##### MATERIAL FOR THIS TASK

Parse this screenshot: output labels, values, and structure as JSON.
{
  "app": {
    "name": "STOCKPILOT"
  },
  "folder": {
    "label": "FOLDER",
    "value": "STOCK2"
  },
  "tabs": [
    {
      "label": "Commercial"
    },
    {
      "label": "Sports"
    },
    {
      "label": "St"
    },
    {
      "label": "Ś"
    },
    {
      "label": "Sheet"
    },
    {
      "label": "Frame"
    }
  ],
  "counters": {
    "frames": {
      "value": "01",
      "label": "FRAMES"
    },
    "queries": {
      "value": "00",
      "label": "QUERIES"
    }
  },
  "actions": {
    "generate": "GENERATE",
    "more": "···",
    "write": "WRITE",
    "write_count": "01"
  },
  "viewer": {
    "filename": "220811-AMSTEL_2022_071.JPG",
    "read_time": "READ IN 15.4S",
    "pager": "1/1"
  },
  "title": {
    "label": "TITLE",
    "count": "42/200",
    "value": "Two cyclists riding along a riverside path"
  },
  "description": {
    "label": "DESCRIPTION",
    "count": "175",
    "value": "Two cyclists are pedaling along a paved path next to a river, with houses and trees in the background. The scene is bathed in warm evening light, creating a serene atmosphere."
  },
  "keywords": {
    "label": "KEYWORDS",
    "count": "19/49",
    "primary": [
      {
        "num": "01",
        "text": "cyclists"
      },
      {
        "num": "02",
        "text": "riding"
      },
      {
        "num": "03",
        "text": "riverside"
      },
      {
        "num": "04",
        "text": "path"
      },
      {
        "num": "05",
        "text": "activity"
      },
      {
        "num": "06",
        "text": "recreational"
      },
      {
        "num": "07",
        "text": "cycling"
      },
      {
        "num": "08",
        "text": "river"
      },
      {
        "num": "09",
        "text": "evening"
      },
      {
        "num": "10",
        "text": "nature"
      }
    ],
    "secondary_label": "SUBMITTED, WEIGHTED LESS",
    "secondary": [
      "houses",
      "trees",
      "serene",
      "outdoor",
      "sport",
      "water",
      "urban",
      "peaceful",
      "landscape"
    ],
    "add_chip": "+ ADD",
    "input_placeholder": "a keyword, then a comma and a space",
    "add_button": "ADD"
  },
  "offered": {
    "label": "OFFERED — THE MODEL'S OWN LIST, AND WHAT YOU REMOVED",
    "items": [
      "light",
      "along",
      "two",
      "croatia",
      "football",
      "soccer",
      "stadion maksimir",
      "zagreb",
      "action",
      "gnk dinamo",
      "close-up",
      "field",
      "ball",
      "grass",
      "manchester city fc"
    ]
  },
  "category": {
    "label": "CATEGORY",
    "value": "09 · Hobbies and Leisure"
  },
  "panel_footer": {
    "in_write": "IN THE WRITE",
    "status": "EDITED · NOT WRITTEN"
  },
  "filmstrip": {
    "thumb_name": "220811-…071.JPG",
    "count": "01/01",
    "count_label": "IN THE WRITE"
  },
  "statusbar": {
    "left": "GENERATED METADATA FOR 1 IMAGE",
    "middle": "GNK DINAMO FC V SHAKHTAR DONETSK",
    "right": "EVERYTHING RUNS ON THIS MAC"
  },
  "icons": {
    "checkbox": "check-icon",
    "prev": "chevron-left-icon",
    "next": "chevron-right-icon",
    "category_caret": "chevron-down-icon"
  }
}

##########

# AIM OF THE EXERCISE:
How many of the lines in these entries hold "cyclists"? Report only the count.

# TASK SOLUTION:
3